> **What is needed**
In the entries below, find each line bearing the string "systems" and copy it.

═══ Input data ═══

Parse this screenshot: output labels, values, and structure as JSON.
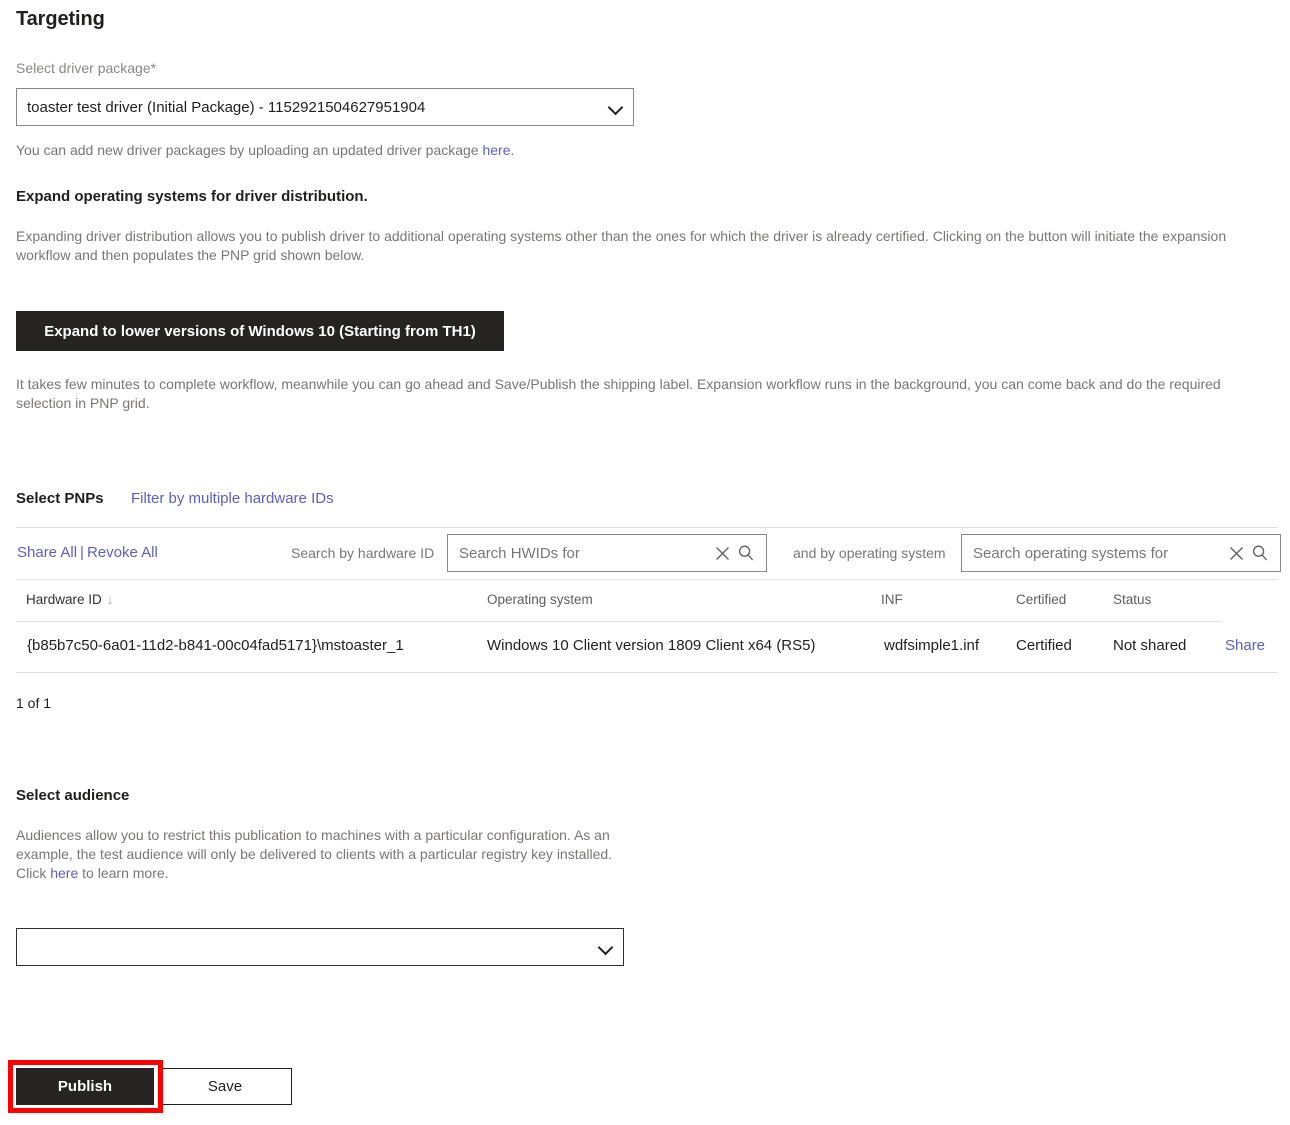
{
  "page": {
    "title": "Targeting"
  },
  "driver_package": {
    "label": "Select driver package*",
    "selected": "toaster test driver (Initial Package) - 1152921504627951904",
    "helper_prefix": "You can add new driver packages by uploading an updated driver package ",
    "helper_link": "here",
    "helper_suffix": "."
  },
  "expand": {
    "heading": "Expand operating systems for driver distribution.",
    "description": "Expanding driver distribution allows you to publish driver to additional operating systems other than the ones for which the driver is already certified. Clicking on the button will initiate the expansion workflow and then populates the PNP grid shown below.",
    "button_label": "Expand to lower versions of Windows 10 (Starting from TH1)",
    "note": "It takes few minutes to complete workflow, meanwhile you can go ahead and Save/Publish the shipping label. Expansion workflow runs in the background, you can come back and do the required selection in PNP grid."
  },
  "pnp": {
    "heading": "Select PNPs",
    "filter_link": "Filter by multiple hardware IDs",
    "share_all": "Share All",
    "separator": "|",
    "revoke_all": "Revoke All",
    "search_hwid_label": "Search by hardware ID",
    "search_hwid_placeholder": "Search HWIDs for",
    "search_os_label": "and by operating system",
    "search_os_placeholder": "Search operating systems for",
    "columns": {
      "hardware_id": "Hardware ID",
      "operating_system": "Operating system",
      "inf": "INF",
      "certified": "Certified",
      "status": "Status"
    },
    "rows": [
      {
        "hardware_id": "{b85b7c50-6a01-11d2-b841-00c04fad5171}\\mstoaster_1",
        "operating_system": "Windows 10 Client version 1809 Client x64 (RS5)",
        "inf": "wdfsimple1.inf",
        "certified": "Certified",
        "status": "Not shared",
        "action": "Share"
      }
    ],
    "paging": "1 of 1"
  },
  "audience": {
    "heading": "Select audience",
    "description_part1": "Audiences allow you to restrict this publication to machines with a particular configuration. As an example, the test audience will only be delivered to clients with a particular registry key installed. Click ",
    "description_link": "here",
    "description_part2": " to learn more.",
    "selected": ""
  },
  "footer": {
    "publish_label": "Publish",
    "save_label": "Save"
  },
  "icons": {
    "chevron_down": "chevron-down-icon",
    "clear": "close-icon",
    "search": "search-icon",
    "sort_desc": "↓"
  },
  "colors": {
    "link": "#5b5fc7",
    "primary_button": "#252423",
    "highlight": "#ff0000",
    "rule": "#e1dfdd"
  }
}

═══

> **Reply**
    "heading": "Expand operating systems for driver distribution.",
    "description": "Expanding driver distribution allows you to publish driver to additional operating systems other than the ones for which the driver is already certified. Clicking on the button will initiate the expansion workflow and then populates the PNP grid shown below.",
    "search_os_placeholder": "Search operating systems for",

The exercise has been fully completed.